Mr. Walesa, now a former president of Poland, reminded me that millions of Poles had been filled with hope from the first day of John Paul’s papacy, when Karol Wojtyla was installed at the Vatican and gave his first address in St. Peter’s Square, saying three times: “Be not afraid,” echoing the words of Jesus. Poles knew then that they were not alone as they kept their faith alive while living under a system that officially banned religion.
As the lights came up after the screening of “The Giver,” my thoughts were on Poland and communism, but soon they turned to the broader subject of totalitarian regimes robbing individuals of their God-given rights. So often, one of the first jobs of the totalitarian is to declare that God is dead and that government is the final authority on truth and justice—we see it now in North Korea. Such was the case when I visited Poland in the 1980s. Everyone in Poland worked for the state. The dignity of human life and the uniqueness of the individual were irrelevant. There was only Sameness.
In communist regimes, poverty is equally distributed—except for those in power. “The Giver” presents a clever twist on this totalitarian theme. In the fictional tale, every material need is met. We are in a world where all human misery has been eliminated. There is no rage, no war, no wealth and no poverty.

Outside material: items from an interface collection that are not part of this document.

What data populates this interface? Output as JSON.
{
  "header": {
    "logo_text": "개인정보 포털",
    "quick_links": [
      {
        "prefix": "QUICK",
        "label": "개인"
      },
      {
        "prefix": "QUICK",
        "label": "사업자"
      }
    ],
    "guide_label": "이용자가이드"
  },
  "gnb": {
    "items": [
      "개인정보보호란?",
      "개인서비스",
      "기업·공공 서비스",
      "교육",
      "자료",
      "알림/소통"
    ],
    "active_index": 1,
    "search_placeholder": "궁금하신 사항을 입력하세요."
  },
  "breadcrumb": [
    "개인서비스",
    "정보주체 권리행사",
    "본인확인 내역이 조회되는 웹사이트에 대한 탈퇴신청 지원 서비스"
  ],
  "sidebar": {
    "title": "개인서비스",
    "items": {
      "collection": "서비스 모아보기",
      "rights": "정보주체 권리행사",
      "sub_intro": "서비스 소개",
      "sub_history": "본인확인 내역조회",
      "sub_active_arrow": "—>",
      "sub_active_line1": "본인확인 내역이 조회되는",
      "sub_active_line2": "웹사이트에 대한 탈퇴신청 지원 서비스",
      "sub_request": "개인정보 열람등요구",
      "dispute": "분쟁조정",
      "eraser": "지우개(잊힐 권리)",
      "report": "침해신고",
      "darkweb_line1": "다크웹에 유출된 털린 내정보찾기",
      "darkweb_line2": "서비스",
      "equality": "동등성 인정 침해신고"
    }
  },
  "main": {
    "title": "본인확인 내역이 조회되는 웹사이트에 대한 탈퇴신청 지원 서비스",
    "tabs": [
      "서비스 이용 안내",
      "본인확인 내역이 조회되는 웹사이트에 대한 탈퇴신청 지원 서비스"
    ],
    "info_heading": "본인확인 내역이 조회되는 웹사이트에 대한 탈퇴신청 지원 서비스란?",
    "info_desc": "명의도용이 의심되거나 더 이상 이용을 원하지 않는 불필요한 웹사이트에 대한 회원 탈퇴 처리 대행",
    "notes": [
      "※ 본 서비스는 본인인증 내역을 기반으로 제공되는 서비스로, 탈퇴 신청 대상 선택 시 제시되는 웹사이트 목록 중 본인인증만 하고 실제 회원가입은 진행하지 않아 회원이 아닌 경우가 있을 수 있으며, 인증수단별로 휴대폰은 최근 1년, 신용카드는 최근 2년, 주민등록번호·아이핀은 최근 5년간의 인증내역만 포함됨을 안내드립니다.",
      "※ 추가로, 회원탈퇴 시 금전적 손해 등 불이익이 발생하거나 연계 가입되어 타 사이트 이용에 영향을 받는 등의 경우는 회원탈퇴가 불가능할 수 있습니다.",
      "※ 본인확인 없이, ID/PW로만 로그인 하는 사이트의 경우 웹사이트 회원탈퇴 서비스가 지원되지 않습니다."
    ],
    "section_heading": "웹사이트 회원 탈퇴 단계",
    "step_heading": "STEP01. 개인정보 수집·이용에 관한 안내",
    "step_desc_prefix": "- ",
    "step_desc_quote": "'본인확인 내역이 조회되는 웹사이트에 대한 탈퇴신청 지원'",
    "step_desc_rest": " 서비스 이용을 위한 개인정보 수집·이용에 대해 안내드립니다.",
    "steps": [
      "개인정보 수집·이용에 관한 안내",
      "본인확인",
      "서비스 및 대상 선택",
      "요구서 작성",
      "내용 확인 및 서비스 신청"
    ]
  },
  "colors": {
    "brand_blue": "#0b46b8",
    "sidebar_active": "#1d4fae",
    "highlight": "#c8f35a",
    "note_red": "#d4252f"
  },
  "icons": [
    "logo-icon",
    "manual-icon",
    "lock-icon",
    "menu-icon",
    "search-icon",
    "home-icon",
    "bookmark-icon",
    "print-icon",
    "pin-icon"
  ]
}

But at a cost. There is also no music, no art, no literature, no beauty. And no memory: Just to be safe, all memories are the possession of a lone individual. In this setting the human spirit is almost extinguished, and yet—well, you’ll have to see the movie. But I was reminded that the Poles, with their unconquerable religious faith, proved to be more powerful than a fearsome military power.
I saw the movie with John Sununu, the former New Hampshire governor and chief of staff for President George H.W. Bush. John too had been prompted to think of communist totalitarianism and the resilience of faith.
He recalled visiting Russia during the Cold War with a former high-ranking Soviet official, who suggested taking a short non-state-sponsored trip. They got into a car and soon the driver pulled up to an old, neglected-looking Russian Orthodox church. John’s host led him to the side door, took out a key and unlocked it. They went inside, and John was amazed to see that the church’s interior had retained its beauty and elegance.
The exterior had been allowed to fall into decline on purpose, his host explained, to avoid arousing government suspicion: Even though the state did not approve, he said, many of the congregants had never stopped quietly meeting there, to hold services and to pray.
Mr. Flynn is a former U.S. ambassador to the Vatican, mayor of Boston and the author of “John Paul II: A Personal Portrait of the Pope and the Man” (St. Martin’s , 2001).